PROVIDED ENTRIES:
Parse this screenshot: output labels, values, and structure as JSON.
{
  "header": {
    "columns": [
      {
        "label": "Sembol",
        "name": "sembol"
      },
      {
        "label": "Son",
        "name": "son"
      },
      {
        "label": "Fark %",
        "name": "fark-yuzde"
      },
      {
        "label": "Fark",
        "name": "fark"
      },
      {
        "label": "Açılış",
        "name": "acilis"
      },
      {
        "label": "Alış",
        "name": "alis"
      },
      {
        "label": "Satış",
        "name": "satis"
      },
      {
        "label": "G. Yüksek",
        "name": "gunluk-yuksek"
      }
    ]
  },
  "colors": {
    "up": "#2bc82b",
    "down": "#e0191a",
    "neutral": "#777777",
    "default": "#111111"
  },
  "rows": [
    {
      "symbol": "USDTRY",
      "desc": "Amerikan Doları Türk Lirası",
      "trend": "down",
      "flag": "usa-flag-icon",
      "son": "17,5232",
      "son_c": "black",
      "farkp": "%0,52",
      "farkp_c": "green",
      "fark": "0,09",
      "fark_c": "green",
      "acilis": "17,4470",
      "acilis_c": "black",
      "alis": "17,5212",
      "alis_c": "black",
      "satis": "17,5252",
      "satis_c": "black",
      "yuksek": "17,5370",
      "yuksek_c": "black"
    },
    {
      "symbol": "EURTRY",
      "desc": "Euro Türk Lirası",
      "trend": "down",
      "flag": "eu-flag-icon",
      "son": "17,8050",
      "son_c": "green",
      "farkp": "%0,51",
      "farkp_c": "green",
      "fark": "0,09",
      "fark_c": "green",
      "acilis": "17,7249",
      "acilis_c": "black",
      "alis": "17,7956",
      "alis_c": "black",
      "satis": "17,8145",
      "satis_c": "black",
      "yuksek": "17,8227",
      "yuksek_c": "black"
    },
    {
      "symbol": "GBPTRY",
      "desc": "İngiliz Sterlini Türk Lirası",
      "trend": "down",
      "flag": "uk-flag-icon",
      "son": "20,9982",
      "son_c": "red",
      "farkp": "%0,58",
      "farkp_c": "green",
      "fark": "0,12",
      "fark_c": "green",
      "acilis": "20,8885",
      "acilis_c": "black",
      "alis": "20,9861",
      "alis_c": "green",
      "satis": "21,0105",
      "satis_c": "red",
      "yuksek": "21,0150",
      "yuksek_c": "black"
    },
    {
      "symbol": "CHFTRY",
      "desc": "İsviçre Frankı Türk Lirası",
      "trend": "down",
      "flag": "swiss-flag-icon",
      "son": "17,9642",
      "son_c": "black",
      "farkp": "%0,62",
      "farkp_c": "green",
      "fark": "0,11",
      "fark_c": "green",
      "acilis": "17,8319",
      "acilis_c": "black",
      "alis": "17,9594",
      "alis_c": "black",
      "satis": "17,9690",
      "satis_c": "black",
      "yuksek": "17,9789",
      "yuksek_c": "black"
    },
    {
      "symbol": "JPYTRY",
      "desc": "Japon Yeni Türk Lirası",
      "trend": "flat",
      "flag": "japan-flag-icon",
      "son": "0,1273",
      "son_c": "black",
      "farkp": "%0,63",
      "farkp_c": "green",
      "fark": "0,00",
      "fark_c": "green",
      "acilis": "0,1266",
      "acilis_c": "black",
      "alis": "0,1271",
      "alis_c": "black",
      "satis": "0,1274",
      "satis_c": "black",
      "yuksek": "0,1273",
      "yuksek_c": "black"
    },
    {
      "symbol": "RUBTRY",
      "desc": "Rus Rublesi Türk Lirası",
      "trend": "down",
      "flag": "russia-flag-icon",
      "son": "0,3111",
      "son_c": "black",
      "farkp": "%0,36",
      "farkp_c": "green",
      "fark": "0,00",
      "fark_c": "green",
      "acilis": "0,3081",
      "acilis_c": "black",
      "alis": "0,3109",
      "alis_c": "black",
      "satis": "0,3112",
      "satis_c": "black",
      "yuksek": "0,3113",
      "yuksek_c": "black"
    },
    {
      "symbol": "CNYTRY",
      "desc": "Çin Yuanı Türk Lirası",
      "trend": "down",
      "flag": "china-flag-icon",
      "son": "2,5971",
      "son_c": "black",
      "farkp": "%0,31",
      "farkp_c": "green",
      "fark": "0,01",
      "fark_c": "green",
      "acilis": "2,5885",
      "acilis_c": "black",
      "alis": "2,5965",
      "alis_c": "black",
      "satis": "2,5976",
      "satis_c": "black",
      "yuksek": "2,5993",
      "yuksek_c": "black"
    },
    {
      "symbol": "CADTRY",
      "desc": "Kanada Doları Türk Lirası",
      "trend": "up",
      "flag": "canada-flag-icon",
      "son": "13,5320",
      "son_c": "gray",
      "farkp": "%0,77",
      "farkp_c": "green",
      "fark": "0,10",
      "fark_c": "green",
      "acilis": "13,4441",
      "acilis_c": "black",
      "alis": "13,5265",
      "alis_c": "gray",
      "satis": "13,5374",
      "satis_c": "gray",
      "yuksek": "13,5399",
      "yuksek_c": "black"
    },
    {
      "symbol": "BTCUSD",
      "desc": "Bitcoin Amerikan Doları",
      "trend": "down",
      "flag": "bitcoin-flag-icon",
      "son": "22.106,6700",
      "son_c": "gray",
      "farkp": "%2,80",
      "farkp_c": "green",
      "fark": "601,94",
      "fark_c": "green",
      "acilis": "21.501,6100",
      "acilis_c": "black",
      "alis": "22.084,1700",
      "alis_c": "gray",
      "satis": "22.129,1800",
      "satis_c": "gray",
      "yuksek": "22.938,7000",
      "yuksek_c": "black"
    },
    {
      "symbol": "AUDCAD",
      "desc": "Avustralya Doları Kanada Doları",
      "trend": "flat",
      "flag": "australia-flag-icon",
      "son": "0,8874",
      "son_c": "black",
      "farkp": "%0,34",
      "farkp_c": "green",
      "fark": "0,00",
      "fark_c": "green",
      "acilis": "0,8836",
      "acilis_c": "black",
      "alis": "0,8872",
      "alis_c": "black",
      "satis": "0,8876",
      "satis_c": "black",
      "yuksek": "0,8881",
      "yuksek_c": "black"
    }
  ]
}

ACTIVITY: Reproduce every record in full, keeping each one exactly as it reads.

RESULT OF THIS EXERCISE:
Parse this screenshot: output labels, values, and structure as JSON.
{
  "header": {
    "columns": [
      {
        "label": "Sembol",
        "name": "sembol"
      },
      {
        "label": "Son",
        "name": "son"
      },
      {
        "label": "Fark %",
        "name": "fark-yuzde"
      },
      {
        "label": "Fark",
        "name": "fark"
      },
      {
        "label": "Açılış",
        "name": "acilis"
      },
      {
        "label": "Alış",
        "name": "alis"
      },
      {
        "label": "Satış",
        "name": "satis"
      },
      {
        "label": "G. Yüksek",
        "name": "gunluk-yuksek"
      }
    ]
  },
  "colors": {
    "up": "#2bc82b",
    "down": "#e0191a",
    "neutral": "#777777",
    "default": "#111111"
  },
  "rows": [
    {
      "symbol": "USDTRY",
      "desc": "Amerikan Doları Türk Lirası",
      "trend": "down",
      "flag": "usa-flag-icon",
      "son": "17,5232",
      "son_c": "black",
      "farkp": "%0,52",
      "farkp_c": "green",
      "fark": "0,09",
      "fark_c": "green",
      "acilis": "17,4470",
      "acilis_c": "black",
      "alis": "17,5212",
      "alis_c": "black",
      "satis": "17,5252",
      "satis_c": "black",
      "yuksek": "17,5370",
      "yuksek_c": "black"
    },
    {
      "symbol": "EURTRY",
      "desc": "Euro Türk Lirası",
      "trend": "down",
      "flag": "eu-flag-icon",
      "son": "17,8050",
      "son_c": "green",
      "farkp": "%0,51",
      "farkp_c": "green",
      "fark": "0,09",
      "fark_c": "green",
      "acilis": "17,7249",
      "acilis_c": "black",
      "alis": "17,7956",
      "alis_c": "black",
      "satis": "17,8145",
      "satis_c": "black",
      "yuksek": "17,8227",
      "yuksek_c": "black"
    },
    {
      "symbol": "GBPTRY",
      "desc": "İngiliz Sterlini Türk Lirası",
      "trend": "down",
      "flag": "uk-flag-icon",
      "son": "20,9982",
      "son_c": "red",
      "farkp": "%0,58",
      "farkp_c": "green",
      "fark": "0,12",
      "fark_c": "green",
      "acilis": "20,8885",
      "acilis_c": "black",
      "alis": "20,9861",
      "alis_c": "green",
      "satis": "21,0105",
      "satis_c": "red",
      "yuksek": "21,0150",
      "yuksek_c": "black"
    },
    {
      "symbol": "CHFTRY",
      "desc": "İsviçre Frankı Türk Lirası",
      "trend": "down",
      "flag": "swiss-flag-icon",
      "son": "17,9642",
      "son_c": "black",
      "farkp": "%0,62",
      "farkp_c": "green",
      "fark": "0,11",
      "fark_c": "green",
      "acilis": "17,8319",
      "acilis_c": "black",
      "alis": "17,9594",
      "alis_c": "black",
      "satis": "17,9690",
      "satis_c": "black",
      "yuksek": "17,9789",
      "yuksek_c": "black"
    },
    {
      "symbol": "JPYTRY",
      "desc": "Japon Yeni Türk Lirası",
      "trend": "flat",
      "flag": "japan-flag-icon",
      "son": "0,1273",
      "son_c": "black",
      "farkp": "%0,63",
      "farkp_c": "green",
      "fark": "0,00",
      "fark_c": "green",
      "acilis": "0,1266",
      "acilis_c": "black",
      "alis": "0,1271",
      "alis_c": "black",
      "satis": "0,1274",
      "satis_c": "black",
      "yuksek": "0,1273",
      "yuksek_c": "black"
    },
    {
      "symbol": "RUBTRY",
      "desc": "Rus Rublesi Türk Lirası",
      "trend": "down",
      "flag": "russia-flag-icon",
      "son": "0,3111",
      "son_c": "black",
      "farkp": "%0,36",
      "farkp_c": "green",
      "fark": "0,00",
      "fark_c": "green",
      "acilis": "0,3081",
      "acilis_c": "black",
      "alis": "0,3109",
      "alis_c": "black",
      "satis": "0,3112",
      "satis_c": "black",
      "yuksek": "0,3113",
      "yuksek_c": "black"
    },
    {
      "symbol": "CNYTRY",
      "desc": "Çin Yuanı Türk Lirası",
      "trend": "down",
      "flag": "china-flag-icon",
      "son": "2,5971",
      "son_c": "black",
      "farkp": "%0,31",
      "farkp_c": "green",
      "fark": "0,01",
      "fark_c": "green",
      "acilis": "2,5885",
      "acilis_c": "black",
      "alis": "2,5965",
      "alis_c": "black",
      "satis": "2,5976",
      "satis_c": "black",
      "yuksek": "2,5993",
      "yuksek_c": "black"
    },
    {
      "symbol": "CADTRY",
      "desc": "Kanada Doları Türk Lirası",
      "trend": "up",
      "flag": "canada-flag-icon",
      "son": "13,5320",
      "son_c": "gray",
      "farkp": "%0,77",
      "farkp_c": "green",
      "fark": "0,10",
      "fark_c": "green",
      "acilis": "13,4441",
      "acilis_c": "black",
      "alis": "13,5265",
      "alis_c": "gray",
      "satis": "13,5374",
      "satis_c": "gray",
      "yuksek": "13,5399",
      "yuksek_c": "black"
    },
    {
      "symbol": "BTCUSD",
      "desc": "Bitcoin Amerikan Doları",
      "trend": "down",
      "flag": "bitcoin-flag-icon",
      "son": "22.106,6700",
      "son_c": "gray",
      "farkp": "%2,80",
      "farkp_c": "green",
      "fark": "601,94",
      "fark_c": "green",
      "acilis": "21.501,6100",
      "acilis_c": "black",
      "alis": "22.084,1700",
      "alis_c": "gray",
      "satis": "22.129,1800",
      "satis_c": "gray",
      "yuksek": "22.938,7000",
      "yuksek_c": "black"
    },
    {
      "symbol": "AUDCAD",
      "desc": "Avustralya Doları Kanada Doları",
      "trend": "flat",
      "flag": "australia-flag-icon",
      "son": "0,8874",
      "son_c": "black",
      "farkp": "%0,34",
      "farkp_c": "green",
      "fark": "0,00",
      "fark_c": "green",
      "acilis": "0,8836",
      "acilis_c": "black",
      "alis": "0,8872",
      "alis_c": "black",
      "satis": "0,8876",
      "satis_c": "black",
      "yuksek": "0,8881",
      "yuksek_c": "black"
    }
  ]
}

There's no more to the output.